*Entries supplied*
=== Section Start ===

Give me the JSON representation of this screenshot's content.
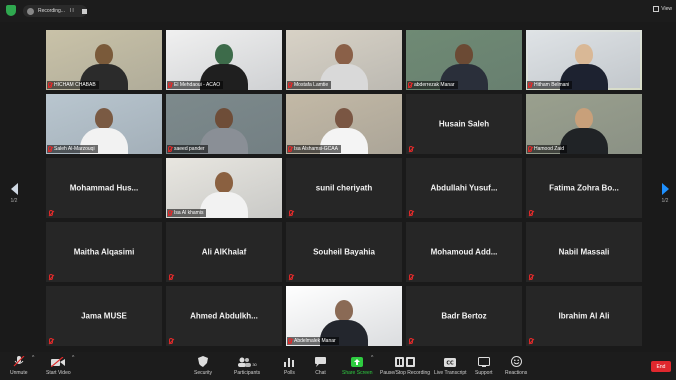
{
  "topbar": {
    "recording_label": "Recording...",
    "pause_glyph": "II",
    "view_label": "View"
  },
  "pages": {
    "left": "1/2",
    "right": "1/2"
  },
  "tiles": [
    {
      "name": "HICHAM CHABAB",
      "video": true,
      "label": true
    },
    {
      "name": "El Mehdaoui - ACAO",
      "video": true,
      "label": true
    },
    {
      "name": "Mostafa Lamtie",
      "video": true,
      "label": true
    },
    {
      "name": "abderrezak Manar",
      "video": true,
      "label": true
    },
    {
      "name": "Hitham Belmani",
      "video": true,
      "label": true,
      "active": true
    },
    {
      "name": "Saleh Al-Marzouqi",
      "video": true,
      "label": true
    },
    {
      "name": "saeed pander",
      "video": true,
      "label": true
    },
    {
      "name": "Isa Alshamsi-GCAA",
      "video": true,
      "label": true
    },
    {
      "name": "Husain Saleh",
      "video": false
    },
    {
      "name": "Hamood Zaid",
      "video": true,
      "label": true
    },
    {
      "name": "Mohammad Hus...",
      "video": false
    },
    {
      "name": "Isa Al khamis",
      "video": true,
      "label": true
    },
    {
      "name": "sunil cheriyath",
      "video": false
    },
    {
      "name": "Abdullahi Yusuf...",
      "video": false
    },
    {
      "name": "Fatima Zohra Bo...",
      "video": false
    },
    {
      "name": "Maitha Alqasimi",
      "video": false
    },
    {
      "name": "Ali AlKhalaf",
      "video": false
    },
    {
      "name": "Souheil Bayahia",
      "video": false
    },
    {
      "name": "Mohamoud Add...",
      "video": false
    },
    {
      "name": "Nabil Massali",
      "video": false
    },
    {
      "name": "Jama MUSE",
      "video": false
    },
    {
      "name": "Ahmed Abdulkh...",
      "video": false
    },
    {
      "name": "Abdelmalek Manar",
      "video": true,
      "label": true
    },
    {
      "name": "Badr Bertoz",
      "video": false
    },
    {
      "name": "Ibrahim Al Ali",
      "video": false
    }
  ],
  "toolbar": {
    "unmute": "Unmute",
    "start_video": "Start Video",
    "security": "Security",
    "participants": "Participants",
    "participants_count": "30",
    "polls": "Polls",
    "chat": "Chat",
    "share_screen": "Share Screen",
    "pause_stop_recording": "Pause/Stop Recording",
    "live_transcript": "Live Transcript",
    "cc_glyph": "CC",
    "support": "Support",
    "reactions": "Reactions",
    "end": "End"
  },
  "colors": {
    "accent_green": "#2ecc40",
    "end_red": "#e0282e",
    "active_border": "#b8c24a",
    "arrow_blue": "#1e90ff",
    "mute_red": "#e02a2a"
  }
}
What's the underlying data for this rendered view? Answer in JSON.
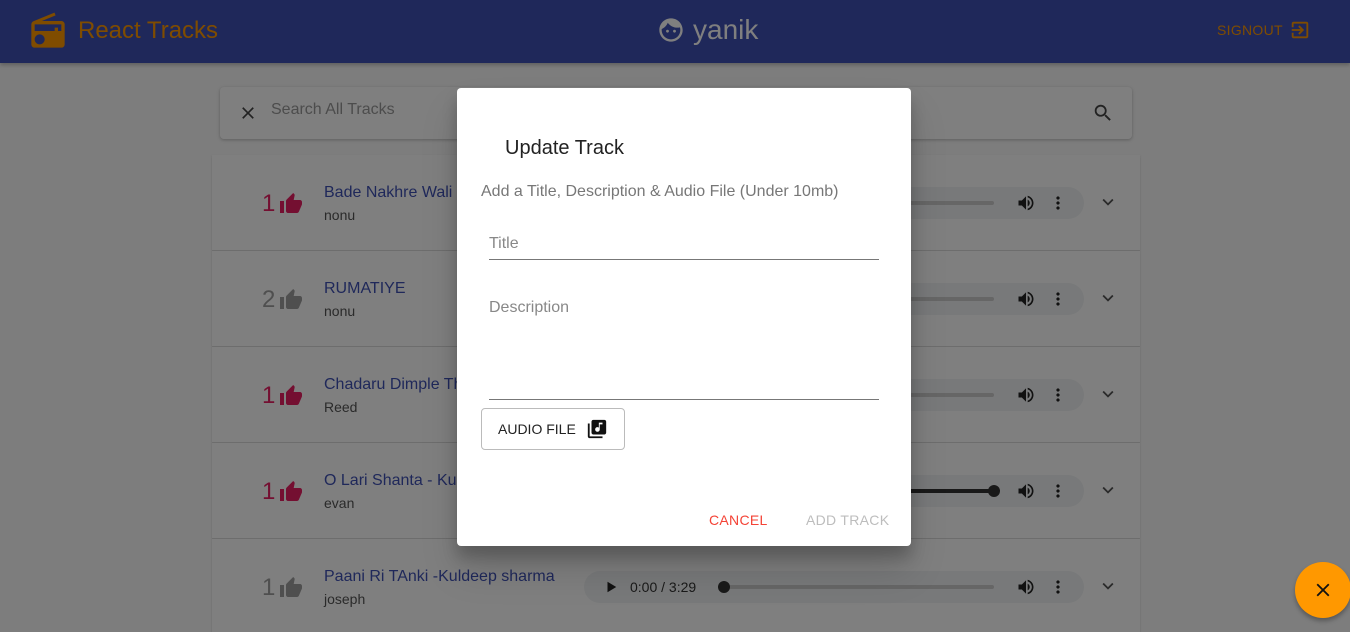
{
  "header": {
    "app_title": "React Tracks",
    "username": "yanik",
    "signout_label": "SIGNOUT"
  },
  "search": {
    "placeholder": "Search All Tracks",
    "value": ""
  },
  "tracks": [
    {
      "likes": "1",
      "liked": true,
      "title": "Bade Nakhre Wali",
      "user": "nonu",
      "progress": 0.0
    },
    {
      "likes": "2",
      "liked": false,
      "title": "RUMATIYE",
      "user": "nonu",
      "progress": 0.5
    },
    {
      "likes": "1",
      "liked": true,
      "title": "Chadaru Dimple Th",
      "user": "Reed",
      "progress": 0.0
    },
    {
      "likes": "1",
      "liked": true,
      "title": "O Lari Shanta - Ku",
      "user": "evan",
      "progress": 1.0
    },
    {
      "likes": "1",
      "liked": false,
      "title": "Paani Ri TAnki -Kuldeep sharma",
      "user": "joseph",
      "time": "0:00 / 3:29",
      "progress": 0.0
    }
  ],
  "dialog": {
    "title": "Update Track",
    "subtitle": "Add a Title, Description & Audio File (Under 10mb)",
    "title_label": "Title",
    "description_label": "Description",
    "audio_button": "AUDIO FILE",
    "cancel": "CANCEL",
    "submit": "ADD TRACK"
  },
  "colors": {
    "appbar": "#3f51b5",
    "accent": "#ff9800",
    "like": "#e91e63",
    "cancel": "#f44336"
  }
}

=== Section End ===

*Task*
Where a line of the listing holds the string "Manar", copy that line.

*Reply to the task*
      "name": "abderrezak Manar",
      "name": "Abdelmalek Manar",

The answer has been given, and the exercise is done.